It kind of a seasonal thing with me — rum in the winter, tequila in the spring, gin in the summer, vodka in the fall, and brandy at bedtime whatever the season — and (I saved the best for last) the year-round favorite, Jack Daniels, so smooth, easy on your throat, unlike some whiskeys.

So, aided by the above 80-proof alcoholic beverages, I (please pardon the cliché) drown my sorrows, and I’ve had my share. But the damndest thing, I drown them for that night, but they ain’t dead, the next day they pop back up like bloated bodies in a sea of sorrow.

You can’t kill them. The only way to get rid of them permanently, is to drive them from your mind and the only way to do that is to off yourself, as the saying goes, which I’ve thought about just about every day these past ten months since my wife died. But I decided — with help from a certain person with the spiritually seductive name of Renata de Dios — not to do that.

‘Tis preferable, I concluded, to mellow out and fall into bed drunk, and, as Shakespeare penned, perchance to dream… Dreams of Susan, good ones, I pray, where we live over again parts of our life together. But even the goddamn guilt-ridden dreams I can handle, because when I wake, usually around noon, I shake them off and console myself with the thought that there are only five hours to cocktail hour.

Praise the Lord and pass the bottle.

Here’s to you, Dear Reader!

Did my wife see God when she listened to this aria?

From the final act of Puccini’s opera ‘Turandot.’

Susan listened to Pavarotti singing  the aria ‘Nessun Dorma’ the night before she died. That music, and the close-to-God look on her face is my last living memory of her.

Nessun dorma’ is Italian for “None shall sleep.”

But now Susan is asleep, some say forever in an un-life of oblivion; others say until Jesus returns; and others say she is awake in an eternal world of wondrous glory.

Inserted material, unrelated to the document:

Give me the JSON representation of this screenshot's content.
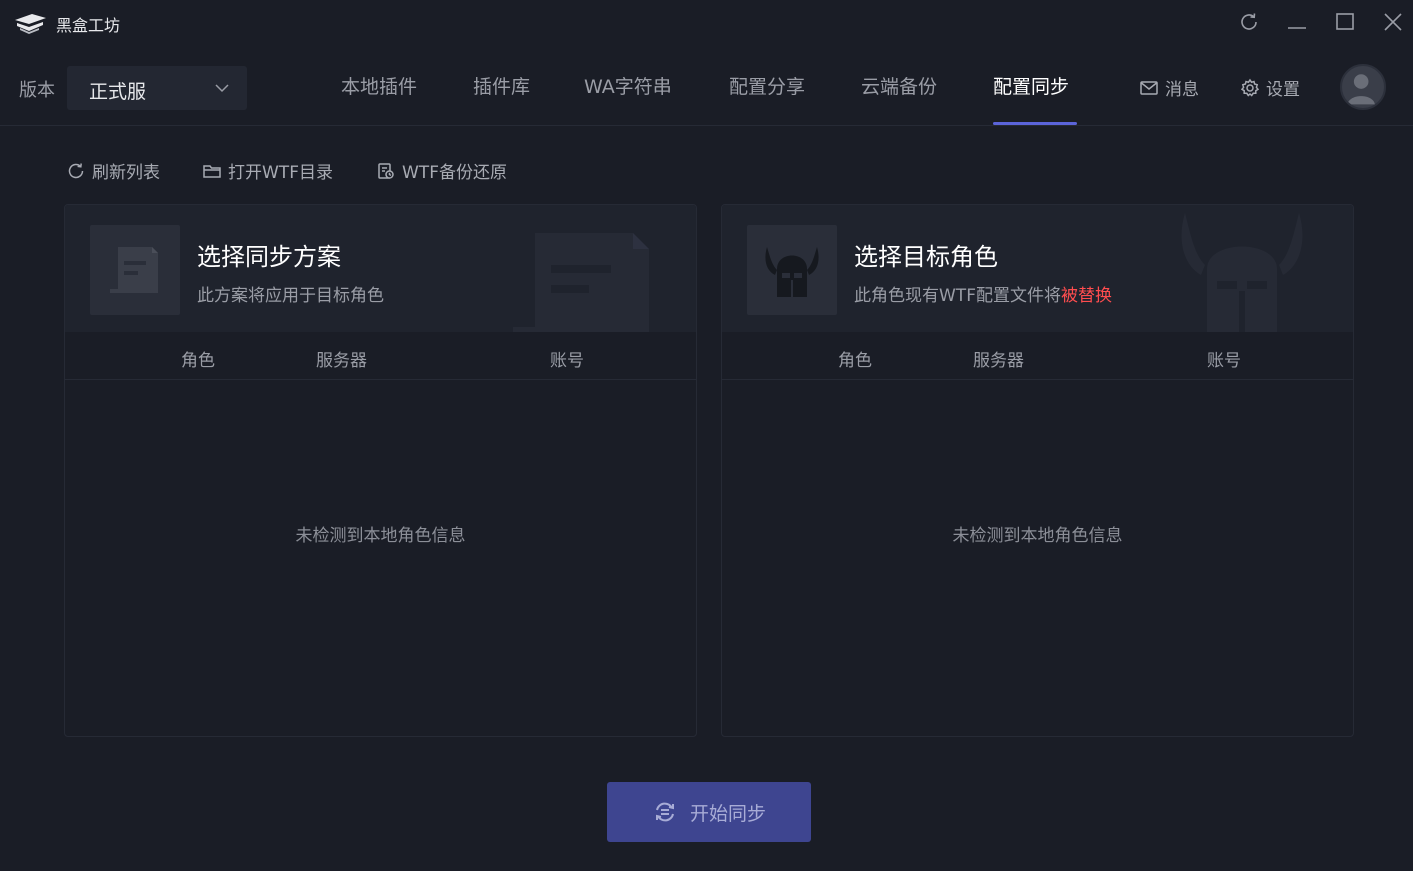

And I say, I don’t know. But I fear the worst. That I will never be with her again. And that is why this empty house that we shared now resounds with the sustained high-note aria that moved her soul.